Your objective: What you write must match the records exactly, except for the images, which are left out.

Records for this task:

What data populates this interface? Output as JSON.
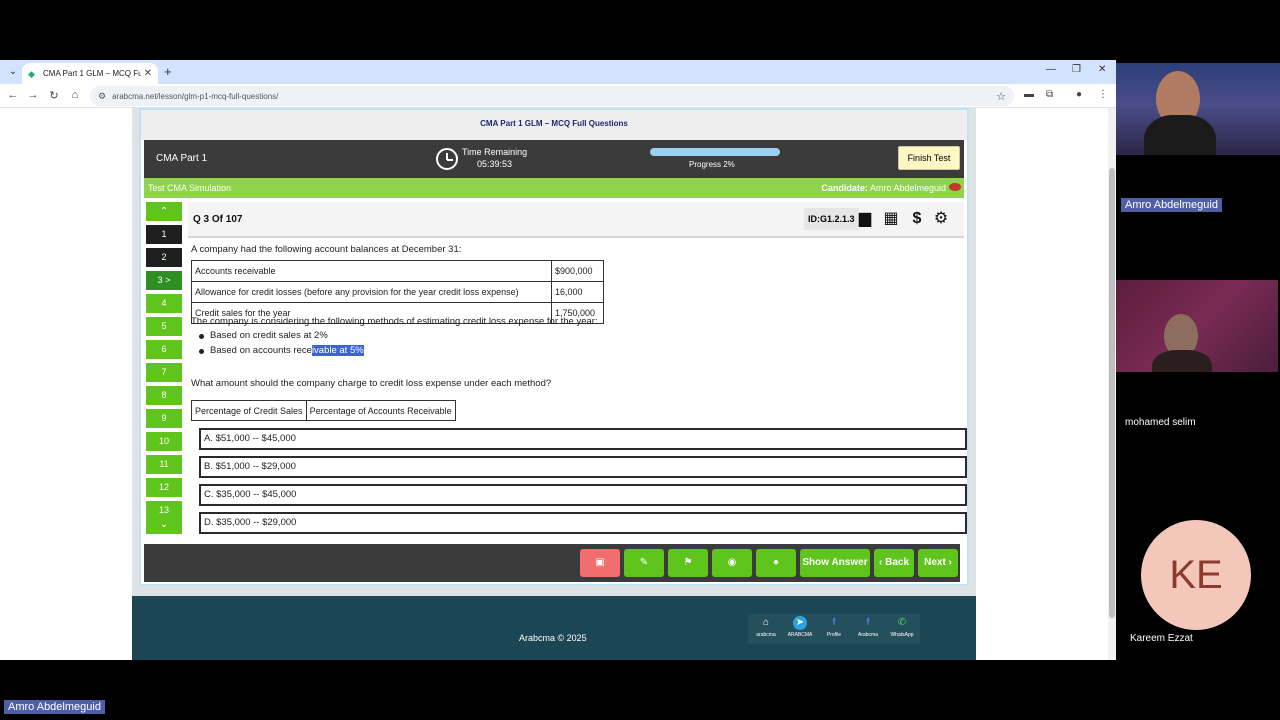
{
  "browser": {
    "tab_title": "CMA Part 1 GLM – MCQ Full Qu",
    "url": "arabcma.net/lesson/glm-p1-mcq-full-questions/"
  },
  "exam": {
    "title": "CMA Part 1 GLM – MCQ Full Questions",
    "part": "CMA Part 1",
    "time_label": "Time Remaining",
    "time_value": "05:39:53",
    "progress_label": "Progress 2%",
    "progress_fraction": 0.02,
    "finish_label": "Finish Test",
    "mode_label": "Test CMA Simulation",
    "candidate_label": "Candidate:",
    "candidate_name": "Amro Abdelmeguid",
    "nav_items": [
      "1",
      "2",
      "3 >",
      "4",
      "5",
      "6",
      "7",
      "8",
      "9",
      "10",
      "11",
      "12",
      "13"
    ],
    "question_counter": "Q 3 Of 107",
    "question_id": "ID:G1.2.1.3",
    "stem": "A company had the following account balances at December 31:",
    "balances": [
      {
        "label": "Accounts receivable",
        "value": "$900,000"
      },
      {
        "label": "Allowance for credit losses (before any provision for the year credit loss expense)",
        "value": "16,000"
      },
      {
        "label": "Credit sales for the year",
        "value": "1,750,000"
      }
    ],
    "methods_intro": "The company is considering the following methods of estimating credit loss expense for the year:",
    "method_1": "Based on credit sales at 2%",
    "method_2_plain": "Based on accounts rece",
    "method_2_highlight": "ivable at 5%",
    "question": "What amount should the company charge to credit loss expense under each method?",
    "col_1": "Percentage of Credit Sales",
    "col_2": "Percentage of Accounts Receivable",
    "answers": [
      "A. $51,000 -- $45,000",
      "B. $51,000 -- $29,000",
      "C. $35,000 -- $45,000",
      "D. $35,000 -- $29,000"
    ],
    "show_answer": "Show Answer",
    "back": "Back",
    "next": "Next"
  },
  "footer": {
    "copyright": "Arabcma © 2025",
    "social": [
      "arabcma",
      "ARABCMA",
      "Profile",
      "Arabcma",
      "WhatsApp"
    ]
  },
  "participants": {
    "p1": "Amro Abdelmeguid",
    "p2": "mohamed selim",
    "p3_initials": "KE",
    "p3": "Kareem Ezzat",
    "self": "Amro Abdelmeguid"
  },
  "colors": {
    "green": "#5fc51c",
    "dark": "#3b3b3b",
    "footer": "#1c4654",
    "highlight": "#3a63d6"
  }
}
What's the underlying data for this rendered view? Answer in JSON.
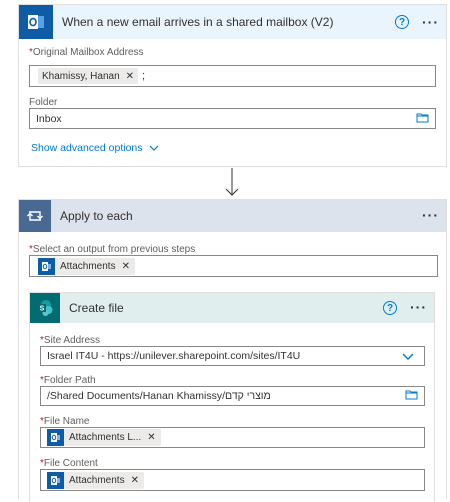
{
  "trigger": {
    "title": "When a new email arrives in a shared mailbox (V2)",
    "mailbox_label": "Original Mailbox Address",
    "mailbox_token": "Khamissy, Hanan",
    "mailbox_suffix": ";",
    "folder_label": "Folder",
    "folder_value": "Inbox",
    "advanced_link": "Show advanced options",
    "help_glyph": "?",
    "more_glyph": "···"
  },
  "apply_each": {
    "title": "Apply to each",
    "select_label": "Select an output from previous steps",
    "select_token": "Attachments",
    "more_glyph": "···"
  },
  "create_file": {
    "title": "Create file",
    "site_label": "Site Address",
    "site_value": "Israel IT4U - https://unilever.sharepoint.com/sites/IT4U",
    "folder_label": "Folder Path",
    "folder_value": "/Shared Documents/Hanan Khamissy/מוצרי קדם",
    "name_label": "File Name",
    "name_token": "Attachments L...",
    "content_label": "File Content",
    "content_token": "Attachments",
    "help_glyph": "?",
    "more_glyph": "···"
  },
  "required_mark": "*",
  "colors": {
    "trigger_header": "#eaf4fc",
    "apply_header": "#dde3ec",
    "apply_icon_bg": "#486991",
    "create_header": "#e0efee",
    "create_icon_bg": "#036c70",
    "outlook_blue": "#0f5ca6",
    "link_blue": "#0078d4"
  }
}
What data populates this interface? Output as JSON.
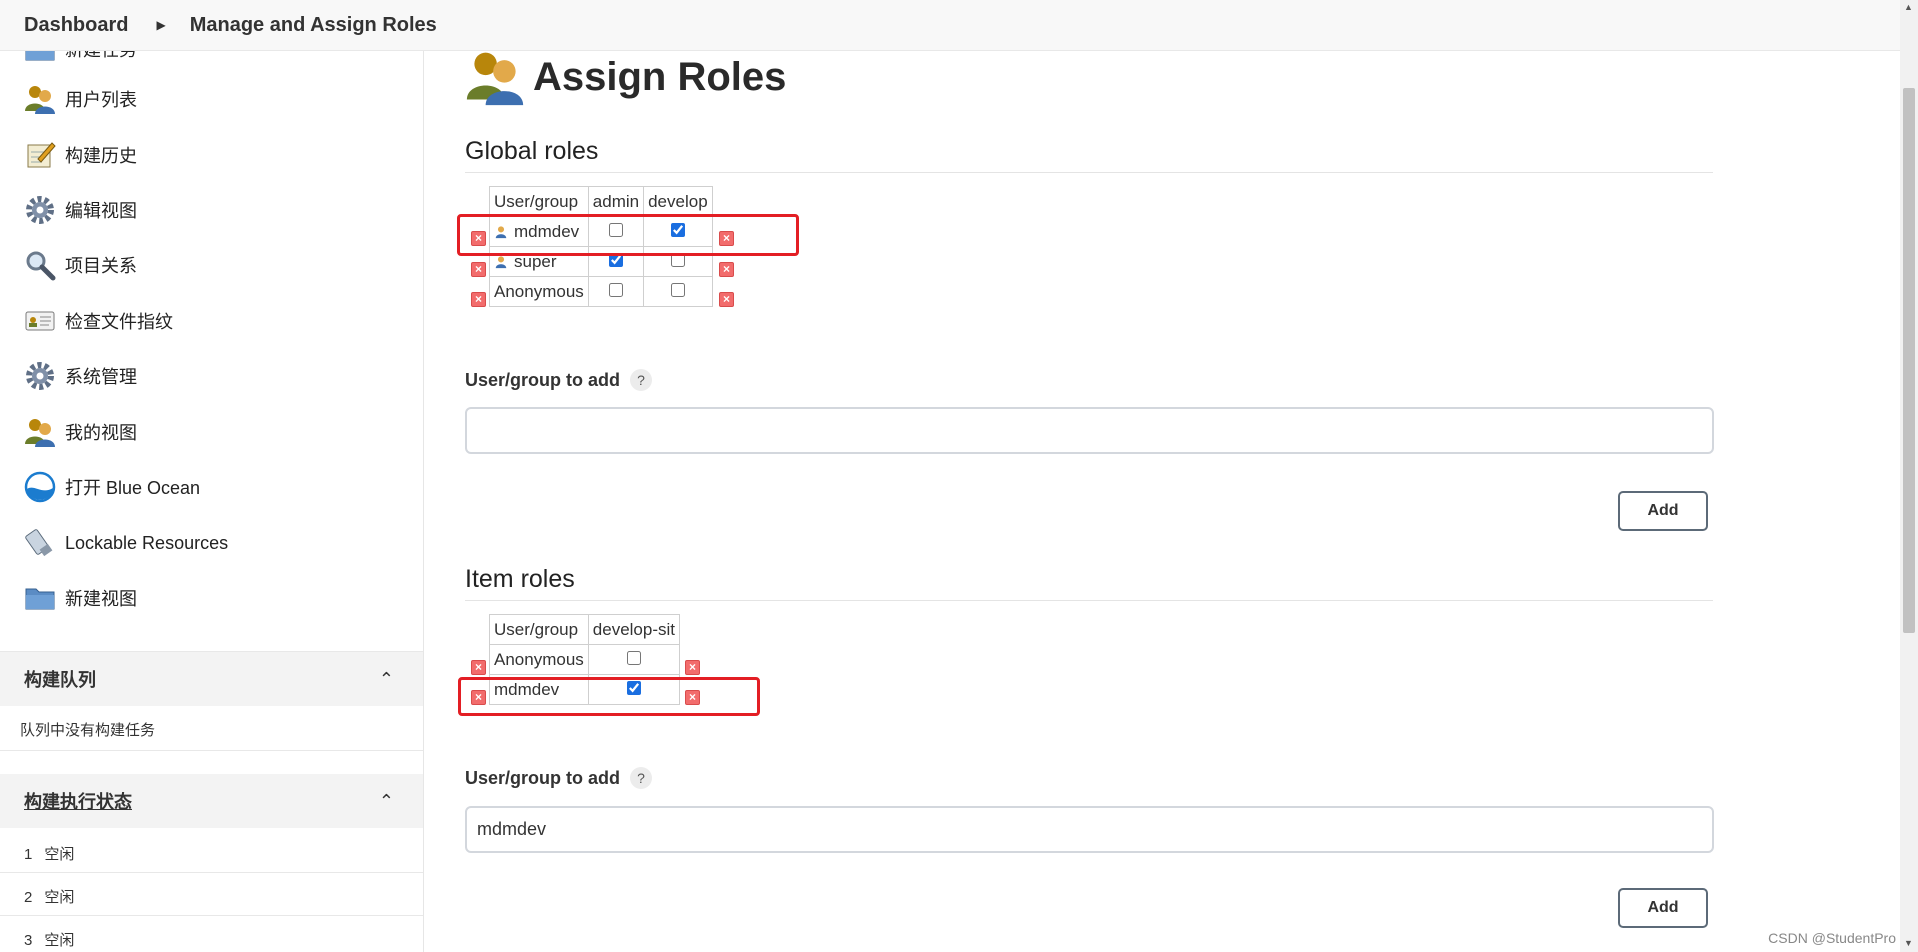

Response to the task:
What data populates this interface? Output as JSON.
{
  "browser": {
    "tab_title": "CMA Part 1 GLM – MCQ Full Qu",
    "url": "arabcma.net/lesson/glm-p1-mcq-full-questions/"
  },
  "exam": {
    "title": "CMA Part 1 GLM – MCQ Full Questions",
    "part": "CMA Part 1",
    "time_label": "Time Remaining",
    "time_value": "05:39:53",
    "progress_label": "Progress 2%",
    "progress_fraction": 0.02,
    "finish_label": "Finish Test",
    "mode_label": "Test CMA Simulation",
    "candidate_label": "Candidate:",
    "candidate_name": "Amro Abdelmeguid",
    "nav_items": [
      "1",
      "2",
      "3 >",
      "4",
      "5",
      "6",
      "7",
      "8",
      "9",
      "10",
      "11",
      "12",
      "13"
    ],
    "question_counter": "Q 3 Of 107",
    "question_id": "ID:G1.2.1.3",
    "stem": "A company had the following account balances at December 31:",
    "balances": [
      {
        "label": "Accounts receivable",
        "value": "$900,000"
      },
      {
        "label": "Allowance for credit losses (before any provision for the year credit loss expense)",
        "value": "16,000"
      },
      {
        "label": "Credit sales for the year",
        "value": "1,750,000"
      }
    ],
    "methods_intro": "The company is considering the following methods of estimating credit loss expense for the year:",
    "method_1": "Based on credit sales at 2%",
    "method_2_plain": "Based on accounts rece",
    "method_2_highlight": "ivable at 5%",
    "question": "What amount should the company charge to credit loss expense under each method?",
    "col_1": "Percentage of Credit Sales",
    "col_2": "Percentage of Accounts Receivable",
    "answers": [
      "A. $51,000 -- $45,000",
      "B. $51,000 -- $29,000",
      "C. $35,000 -- $45,000",
      "D. $35,000 -- $29,000"
    ],
    "show_answer": "Show Answer",
    "back": "Back",
    "next": "Next"
  },
  "footer": {
    "copyright": "Arabcma © 2025",
    "social": [
      "arabcma",
      "ARABCMA",
      "Profile",
      "Arabcma",
      "WhatsApp"
    ]
  },
  "participants": {
    "p1": "Amro Abdelmeguid",
    "p2": "mohamed selim",
    "p3_initials": "KE",
    "p3": "Kareem Ezzat",
    "self": "Amro Abdelmeguid"
  },
  "colors": {
    "green": "#5fc51c",
    "dark": "#3b3b3b",
    "footer": "#1c4654",
    "highlight": "#3a63d6"
  }
}
What's the underlying data for this rendered view? Answer in JSON.
{
  "trigger": {
    "title": "When a new email arrives in a shared mailbox (V2)",
    "mailbox_label": "Original Mailbox Address",
    "mailbox_token": "Khamissy, Hanan",
    "mailbox_suffix": ";",
    "folder_label": "Folder",
    "folder_value": "Inbox",
    "advanced_link": "Show advanced options",
    "help_glyph": "?",
    "more_glyph": "···"
  },
  "apply_each": {
    "title": "Apply to each",
    "select_label": "Select an output from previous steps",
    "select_token": "Attachments",
    "more_glyph": "···"
  },
  "create_file": {
    "title": "Create file",
    "site_label": "Site Address",
    "site_value": "Israel IT4U - https://unilever.sharepoint.com/sites/IT4U",
    "folder_label": "Folder Path",
    "folder_value": "/Shared Documents/Hanan Khamissy/מוצרי קדם",
    "name_label": "File Name",
    "name_token": "Attachments L...",
    "content_label": "File Content",
    "content_token": "Attachments",
    "help_glyph": "?",
    "more_glyph": "···"
  },
  "required_mark": "*",
  "colors": {
    "trigger_header": "#eaf4fc",
    "apply_header": "#dde3ec",
    "apply_icon_bg": "#486991",
    "create_header": "#e0efee",
    "create_icon_bg": "#036c70",
    "outlook_blue": "#0f5ca6",
    "link_blue": "#0078d4"
  }
}
What data populates this interface? Output as JSON.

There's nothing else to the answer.